Jaap van Zweden is a visionary not only because he sets challenging goals for the Hong Kong Philharmonic to spur them on to heights they never thought they were capable of, but also because he does so with keen insight into the limitations the environment places on what is possible. His project to mount concert performances of Wagner’s Ring Cycle over four years has concluded with the final instalment – Götterdämmerung. To use a cliché, it was his crowning glory and, by most measures, a phenomenal success.

With the exception of the Rhinemaidens and Michelle DeYoung (Fricka in Rheingold and Walküre) as Waltraute, all the key characters in Götterdämmerung were new faces. Yet the new cast seemed to work just as seamlessly as the more familiar faces in the past. Whether as individual vocalists or together, and with the help of three choirs, they undoubtedly set a high bar for future productions. Nearly five hours of musical drama flew by as if it was a fleeting moment.

Götterdämmerung is a dark tale of intrigue, betrayal and revenge. In effect, it’s the story of Hagen’s machinations to win back the ring which his father, Alberich, had fashioned and on which he had placed a curse. American bass Eric Haflvarson’s brawny tones added an edgy sense of menace. Sometimes whispering under his breath, at other times in controlled outbursts, he made it sound as if it was impossible to plumb the depths of Hagen’s malevolent defiance more than he did. Despite repeated appearances in all three acts, he was able to maintain an enviable consistency and purity of tone.

Siegfried, a dragon-slaying superhero, has turned into a hapless pawn in Hagen’s evil scheme to gain control of the ring. Drugged into becoming a matchmaker for Gunther with the very woman to whom he has pledged his love, he goes on to propose marriage to Hagen’s sister, Gutrune. Daniel Brenna cut a dashing figure of youthful energy as Siegfried, replete with a touch of naivety and occasional mockery. Howver, his refined voice struggled to stay above the intrusive brass at times.

The star of the production was undoubtedly Gun-Brit Barkmin as Brünnhilde. She displayed an amazing range of emotional expression, from gentle lyrical beauty – as in her goose-pimple inducing lament for Siegfried upon his death – to high drama, as in her lashing out at the gods for their perverted cruelty. Svelte in the former and forceful in the latter, her voice displayed tremendous agility and malleability. Her voice was one of few which consistently projected above the orchestra throughout with impeccable diction. Unwavering intensity and clarity of purpose informed her character as a deity renounced by her father and jilted by the lover for whom she lost her divinity, but who nevertheless performs a final act of sacrifice.
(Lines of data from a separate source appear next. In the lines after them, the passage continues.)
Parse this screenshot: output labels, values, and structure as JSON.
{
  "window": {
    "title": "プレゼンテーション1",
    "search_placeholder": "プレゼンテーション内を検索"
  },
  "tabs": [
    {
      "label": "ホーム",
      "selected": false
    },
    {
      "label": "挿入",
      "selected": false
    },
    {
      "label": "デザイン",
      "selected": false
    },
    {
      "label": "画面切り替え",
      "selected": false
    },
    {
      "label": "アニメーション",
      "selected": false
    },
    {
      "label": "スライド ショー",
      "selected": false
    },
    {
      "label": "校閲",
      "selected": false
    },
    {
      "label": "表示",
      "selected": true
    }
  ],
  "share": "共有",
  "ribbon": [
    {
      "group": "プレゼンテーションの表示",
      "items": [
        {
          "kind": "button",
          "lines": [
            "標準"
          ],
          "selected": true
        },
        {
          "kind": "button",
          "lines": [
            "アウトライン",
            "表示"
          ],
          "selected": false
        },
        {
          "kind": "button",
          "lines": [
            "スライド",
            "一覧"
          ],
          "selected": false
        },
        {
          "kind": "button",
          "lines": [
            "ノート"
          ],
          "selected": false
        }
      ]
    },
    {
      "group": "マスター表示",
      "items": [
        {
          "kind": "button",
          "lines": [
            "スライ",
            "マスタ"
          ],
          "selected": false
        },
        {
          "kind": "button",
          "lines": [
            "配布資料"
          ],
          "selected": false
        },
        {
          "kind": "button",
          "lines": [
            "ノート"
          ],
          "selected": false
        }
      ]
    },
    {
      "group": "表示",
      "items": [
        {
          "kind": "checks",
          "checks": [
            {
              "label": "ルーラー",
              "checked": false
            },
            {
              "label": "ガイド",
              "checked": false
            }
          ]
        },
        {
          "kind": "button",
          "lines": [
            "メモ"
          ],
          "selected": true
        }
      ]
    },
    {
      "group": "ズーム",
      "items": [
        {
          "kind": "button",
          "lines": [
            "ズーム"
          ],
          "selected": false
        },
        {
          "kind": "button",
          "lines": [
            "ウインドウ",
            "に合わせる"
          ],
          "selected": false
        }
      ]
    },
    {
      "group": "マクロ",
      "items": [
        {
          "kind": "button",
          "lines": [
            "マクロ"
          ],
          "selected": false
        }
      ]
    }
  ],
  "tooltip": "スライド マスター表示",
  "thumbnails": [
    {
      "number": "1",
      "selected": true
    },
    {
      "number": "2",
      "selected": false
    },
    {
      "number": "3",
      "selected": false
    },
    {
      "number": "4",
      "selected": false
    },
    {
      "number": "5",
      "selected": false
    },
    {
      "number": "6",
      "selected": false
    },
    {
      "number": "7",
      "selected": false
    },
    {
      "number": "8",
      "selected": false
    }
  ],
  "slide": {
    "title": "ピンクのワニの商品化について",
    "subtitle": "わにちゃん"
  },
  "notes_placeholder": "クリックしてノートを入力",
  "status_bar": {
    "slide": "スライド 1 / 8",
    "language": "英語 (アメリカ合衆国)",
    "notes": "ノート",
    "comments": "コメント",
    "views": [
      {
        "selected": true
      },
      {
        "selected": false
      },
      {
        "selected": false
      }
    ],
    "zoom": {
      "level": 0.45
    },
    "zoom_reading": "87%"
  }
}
Michelle DeYoung assumed a darkness befitting the pitiful state of her father Wotan and the imminent disintegration of his empire, yet warmth and sympathy still enveloped her plea to Brünnhilde to give up the ring. The role of two-dimensional and somewhat gullible Gutrune didn’t give Amanda Majeski much scope to explore the full potential of her vocal prowess, but what we did hear was soothing and adroit handling of the material. Bass-baritone Shenyang, 2007 BBC Cardiff Singer of the World, exuded more confidence than one would have expected from Gunther, acquiescent accomplice to Hagen’s manipulation and full of self-doubt about his leadership of the Gibichungs. His earnest and full-bodied tone was a good counterbalance to Hagen’s brazen lack of decency.

The returning Rhinemaiden trio provided much needed relief to the hefty dramatic material. The rhythmic ensemble of Eri Nakamura, Aurhelia Varak and Hermione Haselböck was delightful in their ethereal and angelic delivery. By contrast, the combined choirs were a thunderously sonorous “third voice”.

The orchestra carefully and skilfully unravelled the multiple strains of Wagner’s intricate score, always in tandem with the singers. The strings and brass, emotional underpinning to the drama, inevitably upbraided some members of the cast for the occasional lack of projection, but solo woodwinds, notably the oboe and the clarinet, shone with moments of supreme tenderness. As Wagner’s story completed a full circle with the restoration of the ring to the Rhinemaidens, Jaap van Zweden blazed a trail for the Hong Kong Philharmonic to join the international big league.